(Excerpts from a dataset)
────

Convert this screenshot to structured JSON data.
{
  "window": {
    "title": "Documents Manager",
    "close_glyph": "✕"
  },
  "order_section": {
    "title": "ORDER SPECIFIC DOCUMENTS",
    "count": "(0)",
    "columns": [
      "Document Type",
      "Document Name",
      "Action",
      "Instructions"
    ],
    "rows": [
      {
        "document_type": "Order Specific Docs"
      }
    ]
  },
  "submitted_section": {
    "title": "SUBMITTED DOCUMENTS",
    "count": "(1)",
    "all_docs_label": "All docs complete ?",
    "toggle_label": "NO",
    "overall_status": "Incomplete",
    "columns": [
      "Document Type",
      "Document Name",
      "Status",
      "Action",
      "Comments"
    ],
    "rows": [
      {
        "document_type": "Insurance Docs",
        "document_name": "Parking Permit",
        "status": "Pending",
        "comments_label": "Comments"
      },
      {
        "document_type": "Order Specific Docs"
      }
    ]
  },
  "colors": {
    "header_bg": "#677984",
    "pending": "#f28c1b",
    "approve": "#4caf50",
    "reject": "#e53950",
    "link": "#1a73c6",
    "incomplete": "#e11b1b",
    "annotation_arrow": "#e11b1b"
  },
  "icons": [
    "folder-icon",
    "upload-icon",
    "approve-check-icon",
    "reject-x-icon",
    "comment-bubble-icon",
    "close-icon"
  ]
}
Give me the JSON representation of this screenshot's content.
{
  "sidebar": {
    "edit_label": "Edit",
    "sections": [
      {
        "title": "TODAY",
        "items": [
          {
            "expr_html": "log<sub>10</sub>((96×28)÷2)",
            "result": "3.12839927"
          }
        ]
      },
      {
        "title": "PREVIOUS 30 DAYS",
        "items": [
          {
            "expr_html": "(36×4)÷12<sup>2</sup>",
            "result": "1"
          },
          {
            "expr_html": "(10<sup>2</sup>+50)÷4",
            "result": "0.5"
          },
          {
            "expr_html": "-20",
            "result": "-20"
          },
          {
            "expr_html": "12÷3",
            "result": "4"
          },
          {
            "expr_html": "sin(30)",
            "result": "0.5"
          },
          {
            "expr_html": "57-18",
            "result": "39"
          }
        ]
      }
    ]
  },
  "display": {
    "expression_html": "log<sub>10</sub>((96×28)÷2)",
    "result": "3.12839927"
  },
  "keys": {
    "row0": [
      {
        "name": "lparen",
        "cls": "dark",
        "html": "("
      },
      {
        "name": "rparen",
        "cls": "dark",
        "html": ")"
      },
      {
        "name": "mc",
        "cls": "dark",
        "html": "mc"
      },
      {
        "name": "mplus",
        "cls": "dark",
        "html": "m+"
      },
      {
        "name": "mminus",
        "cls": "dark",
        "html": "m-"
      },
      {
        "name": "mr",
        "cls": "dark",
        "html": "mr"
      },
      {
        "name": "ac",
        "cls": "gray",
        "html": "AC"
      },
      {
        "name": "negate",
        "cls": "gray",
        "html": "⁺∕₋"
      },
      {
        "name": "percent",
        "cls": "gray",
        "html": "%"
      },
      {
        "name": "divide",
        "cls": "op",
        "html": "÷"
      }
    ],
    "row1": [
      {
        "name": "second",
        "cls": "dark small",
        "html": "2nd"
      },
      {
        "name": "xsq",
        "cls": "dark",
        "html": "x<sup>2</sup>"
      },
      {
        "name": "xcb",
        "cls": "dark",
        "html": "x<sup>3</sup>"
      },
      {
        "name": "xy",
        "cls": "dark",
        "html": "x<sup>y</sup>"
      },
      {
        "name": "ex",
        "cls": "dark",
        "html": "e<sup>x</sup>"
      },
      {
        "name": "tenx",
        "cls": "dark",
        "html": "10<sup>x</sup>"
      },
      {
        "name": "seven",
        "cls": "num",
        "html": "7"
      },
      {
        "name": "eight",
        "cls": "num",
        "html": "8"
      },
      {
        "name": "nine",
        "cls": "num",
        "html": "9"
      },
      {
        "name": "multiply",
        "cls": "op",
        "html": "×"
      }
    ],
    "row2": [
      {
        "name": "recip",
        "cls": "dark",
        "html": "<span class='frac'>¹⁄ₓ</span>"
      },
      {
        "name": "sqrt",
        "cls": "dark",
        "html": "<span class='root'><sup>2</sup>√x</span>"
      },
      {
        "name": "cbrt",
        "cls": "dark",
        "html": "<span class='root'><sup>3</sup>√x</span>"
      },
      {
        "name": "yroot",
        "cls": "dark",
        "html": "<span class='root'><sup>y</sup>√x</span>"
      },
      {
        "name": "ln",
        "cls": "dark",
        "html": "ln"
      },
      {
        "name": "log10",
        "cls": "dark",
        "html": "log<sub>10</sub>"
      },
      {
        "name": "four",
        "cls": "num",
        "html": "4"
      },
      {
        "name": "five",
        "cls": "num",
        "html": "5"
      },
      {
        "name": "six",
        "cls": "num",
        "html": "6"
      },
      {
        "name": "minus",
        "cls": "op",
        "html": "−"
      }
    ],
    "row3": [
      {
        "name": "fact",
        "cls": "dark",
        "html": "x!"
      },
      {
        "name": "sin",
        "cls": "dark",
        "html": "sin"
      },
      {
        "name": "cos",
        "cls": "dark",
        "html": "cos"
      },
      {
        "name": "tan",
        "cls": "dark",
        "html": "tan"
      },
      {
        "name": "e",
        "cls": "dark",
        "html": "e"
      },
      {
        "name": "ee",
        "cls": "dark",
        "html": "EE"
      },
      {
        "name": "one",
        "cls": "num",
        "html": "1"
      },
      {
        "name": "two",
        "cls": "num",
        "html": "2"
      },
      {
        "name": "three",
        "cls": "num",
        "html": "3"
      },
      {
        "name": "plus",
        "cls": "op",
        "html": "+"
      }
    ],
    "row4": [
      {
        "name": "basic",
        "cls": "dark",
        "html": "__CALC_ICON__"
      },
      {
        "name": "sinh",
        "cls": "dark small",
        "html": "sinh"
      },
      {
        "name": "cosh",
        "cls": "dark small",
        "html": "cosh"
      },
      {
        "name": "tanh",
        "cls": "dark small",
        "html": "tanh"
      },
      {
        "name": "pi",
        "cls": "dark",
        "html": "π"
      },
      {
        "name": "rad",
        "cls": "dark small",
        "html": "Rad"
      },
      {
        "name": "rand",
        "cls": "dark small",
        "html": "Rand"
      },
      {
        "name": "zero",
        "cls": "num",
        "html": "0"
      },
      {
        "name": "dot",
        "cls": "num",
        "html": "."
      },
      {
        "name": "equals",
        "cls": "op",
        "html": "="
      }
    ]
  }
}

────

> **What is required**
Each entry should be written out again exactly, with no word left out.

> **Problem solution**
Convert this screenshot to structured JSON data.
{
  "window": {
    "title": "Documents Manager",
    "close_glyph": "✕"
  },
  "order_section": {
    "title": "ORDER SPECIFIC DOCUMENTS",
    "count": "(0)",
    "columns": [
      "Document Type",
      "Document Name",
      "Action",
      "Instructions"
    ],
    "rows": [
      {
        "document_type": "Order Specific Docs"
      }
    ]
  },
  "submitted_section": {
    "title": "SUBMITTED DOCUMENTS",
    "count": "(1)",
    "all_docs_label": "All docs complete ?",
    "toggle_label": "NO",
    "overall_status": "Incomplete",
    "columns": [
      "Document Type",
      "Document Name",
      "Status",
      "Action",
      "Comments"
    ],
    "rows": [
      {
        "document_type": "Insurance Docs",
        "document_name": "Parking Permit",
        "status": "Pending",
        "comments_label": "Comments"
      },
      {
        "document_type": "Order Specific Docs"
      }
    ]
  },
  "colors": {
    "header_bg": "#677984",
    "pending": "#f28c1b",
    "approve": "#4caf50",
    "reject": "#e53950",
    "link": "#1a73c6",
    "incomplete": "#e11b1b",
    "annotation_arrow": "#e11b1b"
  },
  "icons": [
    "folder-icon",
    "upload-icon",
    "approve-check-icon",
    "reject-x-icon",
    "comment-bubble-icon",
    "close-icon"
  ]
}
Give me the JSON representation of this screenshot's content.
{
  "sidebar": {
    "edit_label": "Edit",
    "sections": [
      {
        "title": "TODAY",
        "items": [
          {
            "expr_html": "log<sub>10</sub>((96×28)÷2)",
            "result": "3.12839927"
          }
        ]
      },
      {
        "title": "PREVIOUS 30 DAYS",
        "items": [
          {
            "expr_html": "(36×4)÷12<sup>2</sup>",
            "result": "1"
          },
          {
            "expr_html": "(10<sup>2</sup>+50)÷4",
            "result": "0.5"
          },
          {
            "expr_html": "-20",
            "result": "-20"
          },
          {
            "expr_html": "12÷3",
            "result": "4"
          },
          {
            "expr_html": "sin(30)",
            "result": "0.5"
          },
          {
            "expr_html": "57-18",
            "result": "39"
          }
        ]
      }
    ]
  },
  "display": {
    "expression_html": "log<sub>10</sub>((96×28)÷2)",
    "result": "3.12839927"
  },
  "keys": {
    "row0": [
      {
        "name": "lparen",
        "cls": "dark",
        "html": "("
      },
      {
        "name": "rparen",
        "cls": "dark",
        "html": ")"
      },
      {
        "name": "mc",
        "cls": "dark",
        "html": "mc"
      },
      {
        "name": "mplus",
        "cls": "dark",
        "html": "m+"
      },
      {
        "name": "mminus",
        "cls": "dark",
        "html": "m-"
      },
      {
        "name": "mr",
        "cls": "dark",
        "html": "mr"
      },
      {
        "name": "ac",
        "cls": "gray",
        "html": "AC"
      },
      {
        "name": "negate",
        "cls": "gray",
        "html": "⁺∕₋"
      },
      {
        "name": "percent",
        "cls": "gray",
        "html": "%"
      },
      {
        "name": "divide",
        "cls": "op",
        "html": "÷"
      }
    ],
    "row1": [
      {
        "name": "second",
        "cls": "dark small",
        "html": "2nd"
      },
      {
        "name": "xsq",
        "cls": "dark",
        "html": "x<sup>2</sup>"
      },
      {
        "name": "xcb",
        "cls": "dark",
        "html": "x<sup>3</sup>"
      },
      {
        "name": "xy",
        "cls": "dark",
        "html": "x<sup>y</sup>"
      },
      {
        "name": "ex",
        "cls": "dark",
        "html": "e<sup>x</sup>"
      },
      {
        "name": "tenx",
        "cls": "dark",
        "html": "10<sup>x</sup>"
      },
      {
        "name": "seven",
        "cls": "num",
        "html": "7"
      },
      {
        "name": "eight",
        "cls": "num",
        "html": "8"
      },
      {
        "name": "nine",
        "cls": "num",
        "html": "9"
      },
      {
        "name": "multiply",
        "cls": "op",
        "html": "×"
      }
    ],
    "row2": [
      {
        "name": "recip",
        "cls": "dark",
        "html": "<span class='frac'>¹⁄ₓ</span>"
      },
      {
        "name": "sqrt",
        "cls": "dark",
        "html": "<span class='root'><sup>2</sup>√x</span>"
      },
      {
        "name": "cbrt",
        "cls": "dark",
        "html": "<span class='root'><sup>3</sup>√x</span>"
      },
      {
        "name": "yroot",
        "cls": "dark",
        "html": "<span class='root'><sup>y</sup>√x</span>"
      },
      {
        "name": "ln",
        "cls": "dark",
        "html": "ln"
      },
      {
        "name": "log10",
        "cls": "dark",
        "html": "log<sub>10</sub>"
      },
      {
        "name": "four",
        "cls": "num",
        "html": "4"
      },
      {
        "name": "five",
        "cls": "num",
        "html": "5"
      },
      {
        "name": "six",
        "cls": "num",
        "html": "6"
      },
      {
        "name": "minus",
        "cls": "op",
        "html": "−"
      }
    ],
    "row3": [
      {
        "name": "fact",
        "cls": "dark",
        "html": "x!"
      },
      {
        "name": "sin",
        "cls": "dark",
        "html": "sin"
      },
      {
        "name": "cos",
        "cls": "dark",
        "html": "cos"
      },
      {
        "name": "tan",
        "cls": "dark",
        "html": "tan"
      },
      {
        "name": "e",
        "cls": "dark",
        "html": "e"
      },
      {
        "name": "ee",
        "cls": "dark",
        "html": "EE"
      },
      {
        "name": "one",
        "cls": "num",
        "html": "1"
      },
      {
        "name": "two",
        "cls": "num",
        "html": "2"
      },
      {
        "name": "three",
        "cls": "num",
        "html": "3"
      },
      {
        "name": "plus",
        "cls": "op",
        "html": "+"
      }
    ],
    "row4": [
      {
        "name": "basic",
        "cls": "dark",
        "html": "__CALC_ICON__"
      },
      {
        "name": "sinh",
        "cls": "dark small",
        "html": "sinh"
      },
      {
        "name": "cosh",
        "cls": "dark small",
        "html": "cosh"
      },
      {
        "name": "tanh",
        "cls": "dark small",
        "html": "tanh"
      },
      {
        "name": "pi",
        "cls": "dark",
        "html": "π"
      },
      {
        "name": "rad",
        "cls": "dark small",
        "html": "Rad"
      },
      {
        "name": "rand",
        "cls": "dark small",
        "html": "Rand"
      },
      {
        "name": "zero",
        "cls": "num",
        "html": "0"
      },
      {
        "name": "dot",
        "cls": "num",
        "html": "."
      },
      {
        "name": "equals",
        "cls": "op",
        "html": "="
      }
    ]
  }
}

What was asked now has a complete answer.